### TASK
Filter these entries down to the lines that hold the word "Sand", and show each of them.

[Items from an interface collection]
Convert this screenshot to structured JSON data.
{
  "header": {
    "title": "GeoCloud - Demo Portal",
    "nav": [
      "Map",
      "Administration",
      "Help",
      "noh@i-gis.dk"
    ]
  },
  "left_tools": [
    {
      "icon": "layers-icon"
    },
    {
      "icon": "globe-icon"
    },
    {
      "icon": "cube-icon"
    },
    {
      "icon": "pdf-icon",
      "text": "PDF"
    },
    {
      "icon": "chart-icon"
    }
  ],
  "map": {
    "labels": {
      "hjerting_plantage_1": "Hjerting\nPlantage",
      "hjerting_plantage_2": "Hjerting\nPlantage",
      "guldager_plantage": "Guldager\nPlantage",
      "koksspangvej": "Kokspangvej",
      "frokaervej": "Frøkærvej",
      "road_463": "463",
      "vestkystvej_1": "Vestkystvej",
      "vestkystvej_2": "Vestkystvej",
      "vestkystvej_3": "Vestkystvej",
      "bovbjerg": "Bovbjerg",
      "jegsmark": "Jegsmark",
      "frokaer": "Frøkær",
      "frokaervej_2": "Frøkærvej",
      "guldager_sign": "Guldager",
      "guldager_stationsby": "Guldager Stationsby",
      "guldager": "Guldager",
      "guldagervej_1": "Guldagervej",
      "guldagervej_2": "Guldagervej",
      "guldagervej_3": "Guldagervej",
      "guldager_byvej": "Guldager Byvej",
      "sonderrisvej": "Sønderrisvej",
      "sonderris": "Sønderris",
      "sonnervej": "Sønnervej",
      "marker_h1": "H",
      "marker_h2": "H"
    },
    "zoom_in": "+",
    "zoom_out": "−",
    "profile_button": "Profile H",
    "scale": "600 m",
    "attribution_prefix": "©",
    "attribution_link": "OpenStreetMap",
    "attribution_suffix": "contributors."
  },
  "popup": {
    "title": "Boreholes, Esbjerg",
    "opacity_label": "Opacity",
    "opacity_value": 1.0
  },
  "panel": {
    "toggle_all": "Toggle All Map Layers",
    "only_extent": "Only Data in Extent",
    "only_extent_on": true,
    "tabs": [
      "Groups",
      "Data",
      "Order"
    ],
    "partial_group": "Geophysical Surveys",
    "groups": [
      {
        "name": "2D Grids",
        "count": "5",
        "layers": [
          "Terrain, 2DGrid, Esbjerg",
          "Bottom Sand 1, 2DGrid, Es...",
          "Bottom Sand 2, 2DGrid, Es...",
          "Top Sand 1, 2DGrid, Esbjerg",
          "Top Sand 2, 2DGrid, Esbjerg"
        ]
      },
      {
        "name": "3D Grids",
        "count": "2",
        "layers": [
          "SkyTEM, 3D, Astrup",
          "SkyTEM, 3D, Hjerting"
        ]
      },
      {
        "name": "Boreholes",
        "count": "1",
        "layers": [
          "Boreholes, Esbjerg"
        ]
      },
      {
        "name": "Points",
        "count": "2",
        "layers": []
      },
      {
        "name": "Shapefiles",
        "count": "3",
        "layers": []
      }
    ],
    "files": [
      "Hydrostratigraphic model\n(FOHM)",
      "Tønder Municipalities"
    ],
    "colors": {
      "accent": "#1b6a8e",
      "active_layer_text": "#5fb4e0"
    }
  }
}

### ANSWER BOX
          "Bottom Sand 1, 2DGrid, Es...",
          "Bottom Sand 2, 2DGrid, Es...",
          "Top Sand 1, 2DGrid, Esbjerg",
          "Top Sand 2, 2DGrid, Esbjerg"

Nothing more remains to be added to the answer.